The thing is, this Friday is the last time I’m offering it this year (and probably well into next year). So, if you want to have an awesome time and learn a ton about writing SUPERIOR SEX SCENES, sign up for MY CLASS THIS FRIDAY, OCTOBER 20, 2017, FROM 7:00-9:00 P.M. EST!

CLASS DESCRIPTION

Instructor: Cait Reynolds
Price: $45.00  USD Standard
Where: W.A.N.A. Digital Classroom
When: Friday, October 20, 2017. 7:00-9:00 p.m. EST

Boy meets Girl. Boy and Girl have sex several times, though the scenes all kind of blur together at some point. Girl (or Boy) ends up in trouble at the hands of criminals/jealous ex/drug lord and needs Boy’s (or Girl’s) rescue.

Boy and Girl have celebratory sex and live happily ever after.

Sound all too familiar?

Maybe like the tens of thousands of schlocky “Schlongs of Shanghai” titles all competing for KENP (Kindle pages read) and the top 1,000 ranking on Amazon?

But, there’s no denying that erotica is one of the hottest genres around and has a very real place in literature. Yet, to write a work of erotica that provides both the escapist fantasy that readers want while creating a fast-paced story with memorable characters and riveting, unique sex scenes is probably harder than trying to find that billionaire cowboy with six-pack abs who’s into ménage-a-trois.

This class will not be for the faint of heart or those who blush easily!

We are going to tackle the nitty gritty of the erotica genre as a whole and sex scenes in particular…and use ALL the words in our discussions!

Topics covered include:

  • When to introduce sex into the story and the sex v. plot ratio –
  • Creating chemistry in one easy step
  • Decisions, decisions: Purple prose v. crass cusswords –
  • How to avoid the cookie-cutter Alpha male (and corresponding Mary Sue female) –
  • Keeping the sex fresh, interesting, and unique in every single scene – How realistic to make sex in any given scene v. how much detail is TMI, even for your readers?
  • What really makes a scene sexy?
  • What makes a story sexy?
  • BONUS: How to talk about erotica as literature and fun facts about the history of erotica!
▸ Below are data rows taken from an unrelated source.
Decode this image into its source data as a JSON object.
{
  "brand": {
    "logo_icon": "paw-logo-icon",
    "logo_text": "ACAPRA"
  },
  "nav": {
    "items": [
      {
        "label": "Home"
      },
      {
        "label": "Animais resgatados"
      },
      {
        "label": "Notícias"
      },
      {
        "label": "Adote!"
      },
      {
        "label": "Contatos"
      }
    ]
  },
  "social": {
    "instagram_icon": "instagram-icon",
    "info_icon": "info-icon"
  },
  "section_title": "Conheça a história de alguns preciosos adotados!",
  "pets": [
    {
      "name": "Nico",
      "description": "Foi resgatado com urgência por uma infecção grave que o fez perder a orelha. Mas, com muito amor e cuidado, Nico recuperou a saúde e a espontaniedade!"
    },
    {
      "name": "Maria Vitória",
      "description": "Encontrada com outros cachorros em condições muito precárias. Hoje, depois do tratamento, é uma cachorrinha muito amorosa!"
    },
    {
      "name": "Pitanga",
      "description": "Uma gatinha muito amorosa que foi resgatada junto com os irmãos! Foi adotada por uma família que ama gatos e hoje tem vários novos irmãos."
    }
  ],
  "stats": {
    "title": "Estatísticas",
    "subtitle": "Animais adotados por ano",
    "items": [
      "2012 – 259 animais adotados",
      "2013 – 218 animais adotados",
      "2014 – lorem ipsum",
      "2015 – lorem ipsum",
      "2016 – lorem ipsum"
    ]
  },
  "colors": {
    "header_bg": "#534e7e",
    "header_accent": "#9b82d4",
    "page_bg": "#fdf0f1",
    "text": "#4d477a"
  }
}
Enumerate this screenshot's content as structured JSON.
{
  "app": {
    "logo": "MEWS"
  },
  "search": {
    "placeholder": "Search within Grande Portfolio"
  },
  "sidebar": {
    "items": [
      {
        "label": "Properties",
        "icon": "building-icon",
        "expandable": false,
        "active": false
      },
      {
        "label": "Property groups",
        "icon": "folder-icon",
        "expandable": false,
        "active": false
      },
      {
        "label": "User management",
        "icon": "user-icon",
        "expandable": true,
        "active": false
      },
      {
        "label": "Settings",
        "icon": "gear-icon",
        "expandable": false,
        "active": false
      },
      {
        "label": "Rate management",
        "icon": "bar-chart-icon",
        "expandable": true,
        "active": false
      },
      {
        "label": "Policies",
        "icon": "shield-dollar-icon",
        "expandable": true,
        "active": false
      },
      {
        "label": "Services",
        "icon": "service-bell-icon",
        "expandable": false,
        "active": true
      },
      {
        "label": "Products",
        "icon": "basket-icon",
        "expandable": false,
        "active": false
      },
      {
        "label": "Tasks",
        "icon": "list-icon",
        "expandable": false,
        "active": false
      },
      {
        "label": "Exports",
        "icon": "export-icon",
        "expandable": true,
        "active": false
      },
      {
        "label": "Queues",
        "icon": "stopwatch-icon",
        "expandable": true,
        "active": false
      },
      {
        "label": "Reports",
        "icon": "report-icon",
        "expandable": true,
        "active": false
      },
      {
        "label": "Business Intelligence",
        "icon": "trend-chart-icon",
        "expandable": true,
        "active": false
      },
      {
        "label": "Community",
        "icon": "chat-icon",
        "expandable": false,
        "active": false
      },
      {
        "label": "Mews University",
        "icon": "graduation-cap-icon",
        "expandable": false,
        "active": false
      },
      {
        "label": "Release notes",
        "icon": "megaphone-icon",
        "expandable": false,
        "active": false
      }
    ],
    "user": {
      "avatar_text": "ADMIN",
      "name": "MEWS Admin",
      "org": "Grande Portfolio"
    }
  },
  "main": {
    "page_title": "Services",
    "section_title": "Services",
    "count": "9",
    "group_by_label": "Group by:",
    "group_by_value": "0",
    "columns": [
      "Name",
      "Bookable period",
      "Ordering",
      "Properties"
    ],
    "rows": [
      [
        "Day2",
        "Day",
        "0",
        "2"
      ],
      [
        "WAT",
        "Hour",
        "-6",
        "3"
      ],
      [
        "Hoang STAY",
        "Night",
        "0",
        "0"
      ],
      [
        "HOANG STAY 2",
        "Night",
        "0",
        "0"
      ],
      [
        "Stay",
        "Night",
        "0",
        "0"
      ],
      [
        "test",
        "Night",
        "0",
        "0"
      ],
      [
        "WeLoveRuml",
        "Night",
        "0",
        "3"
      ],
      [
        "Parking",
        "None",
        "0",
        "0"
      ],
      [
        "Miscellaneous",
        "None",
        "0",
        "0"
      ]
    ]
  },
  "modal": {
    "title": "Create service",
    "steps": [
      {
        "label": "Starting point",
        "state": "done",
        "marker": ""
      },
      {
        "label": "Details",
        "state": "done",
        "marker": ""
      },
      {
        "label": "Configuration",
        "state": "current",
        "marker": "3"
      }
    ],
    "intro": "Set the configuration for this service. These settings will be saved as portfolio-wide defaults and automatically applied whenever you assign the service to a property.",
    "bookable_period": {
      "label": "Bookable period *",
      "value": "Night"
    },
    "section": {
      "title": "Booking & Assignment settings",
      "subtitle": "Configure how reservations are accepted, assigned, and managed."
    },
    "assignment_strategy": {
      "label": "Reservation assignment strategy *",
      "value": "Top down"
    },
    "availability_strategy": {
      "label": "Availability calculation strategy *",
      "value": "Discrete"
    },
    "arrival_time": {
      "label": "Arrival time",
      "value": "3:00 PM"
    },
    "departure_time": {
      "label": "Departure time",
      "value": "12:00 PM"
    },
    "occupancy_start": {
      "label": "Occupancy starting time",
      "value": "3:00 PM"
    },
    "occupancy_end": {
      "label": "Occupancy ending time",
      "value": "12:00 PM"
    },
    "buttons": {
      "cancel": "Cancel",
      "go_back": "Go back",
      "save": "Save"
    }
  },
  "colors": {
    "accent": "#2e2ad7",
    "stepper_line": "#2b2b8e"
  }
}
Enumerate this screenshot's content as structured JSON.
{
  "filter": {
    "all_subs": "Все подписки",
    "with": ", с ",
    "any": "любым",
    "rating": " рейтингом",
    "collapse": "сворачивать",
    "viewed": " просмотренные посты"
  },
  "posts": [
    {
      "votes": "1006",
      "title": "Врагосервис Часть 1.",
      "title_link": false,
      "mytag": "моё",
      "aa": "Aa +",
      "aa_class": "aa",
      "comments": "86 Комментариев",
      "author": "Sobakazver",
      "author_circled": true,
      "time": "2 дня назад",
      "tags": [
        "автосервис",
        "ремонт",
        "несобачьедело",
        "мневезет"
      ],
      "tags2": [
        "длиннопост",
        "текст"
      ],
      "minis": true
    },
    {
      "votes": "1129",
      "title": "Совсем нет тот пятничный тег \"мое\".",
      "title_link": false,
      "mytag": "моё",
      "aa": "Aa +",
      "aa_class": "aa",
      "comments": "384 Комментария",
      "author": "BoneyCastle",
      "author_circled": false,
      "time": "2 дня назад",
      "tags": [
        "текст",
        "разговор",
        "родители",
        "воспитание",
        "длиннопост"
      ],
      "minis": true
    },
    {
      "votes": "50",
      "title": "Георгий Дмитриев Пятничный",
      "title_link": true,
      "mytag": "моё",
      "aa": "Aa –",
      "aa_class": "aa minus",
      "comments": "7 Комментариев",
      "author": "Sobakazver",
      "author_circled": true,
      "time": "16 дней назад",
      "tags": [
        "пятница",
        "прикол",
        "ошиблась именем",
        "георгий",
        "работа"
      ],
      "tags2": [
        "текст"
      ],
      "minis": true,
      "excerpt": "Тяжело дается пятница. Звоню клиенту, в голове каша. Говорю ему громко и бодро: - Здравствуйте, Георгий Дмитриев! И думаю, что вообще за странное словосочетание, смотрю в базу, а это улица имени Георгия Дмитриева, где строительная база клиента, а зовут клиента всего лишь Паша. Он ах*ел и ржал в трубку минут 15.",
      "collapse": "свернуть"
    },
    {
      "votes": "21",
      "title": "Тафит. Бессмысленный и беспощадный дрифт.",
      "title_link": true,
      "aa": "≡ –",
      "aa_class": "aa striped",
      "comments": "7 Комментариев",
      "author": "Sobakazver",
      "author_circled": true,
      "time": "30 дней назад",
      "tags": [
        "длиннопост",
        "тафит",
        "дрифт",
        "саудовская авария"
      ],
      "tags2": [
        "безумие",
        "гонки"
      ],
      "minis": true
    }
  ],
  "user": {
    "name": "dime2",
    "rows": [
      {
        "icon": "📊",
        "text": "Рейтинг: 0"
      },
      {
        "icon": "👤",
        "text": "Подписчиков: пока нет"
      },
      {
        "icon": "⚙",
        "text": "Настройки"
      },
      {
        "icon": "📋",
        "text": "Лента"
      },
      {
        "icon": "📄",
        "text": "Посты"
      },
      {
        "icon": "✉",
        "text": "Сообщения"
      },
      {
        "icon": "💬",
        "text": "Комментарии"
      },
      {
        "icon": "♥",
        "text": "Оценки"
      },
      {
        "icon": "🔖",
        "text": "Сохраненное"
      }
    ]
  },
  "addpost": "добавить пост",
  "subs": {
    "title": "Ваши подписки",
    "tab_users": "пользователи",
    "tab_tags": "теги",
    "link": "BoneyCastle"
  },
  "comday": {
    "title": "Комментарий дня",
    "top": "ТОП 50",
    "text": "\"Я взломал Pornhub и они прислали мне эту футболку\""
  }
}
A recording of this class is also included with purchase. REGISTER NOW!

GOLD PACKAGE

Get one hour of phone consultation with Cait and workshopping of a sex scene of up to 2,500 words! This is personalized instruction and guidance on making your writing sizzle!

About the Instructor:

Cait Reynolds is a USA Today Bestselling Author and lives in Boston area with her husband and four-legged fur child. She discovered her passion for writing early and has bugged her family and friends with it ever since. When she isn’t cooking, running, rock climbing, or enjoying the rooftop deck that brings her closer to the stars, she writes.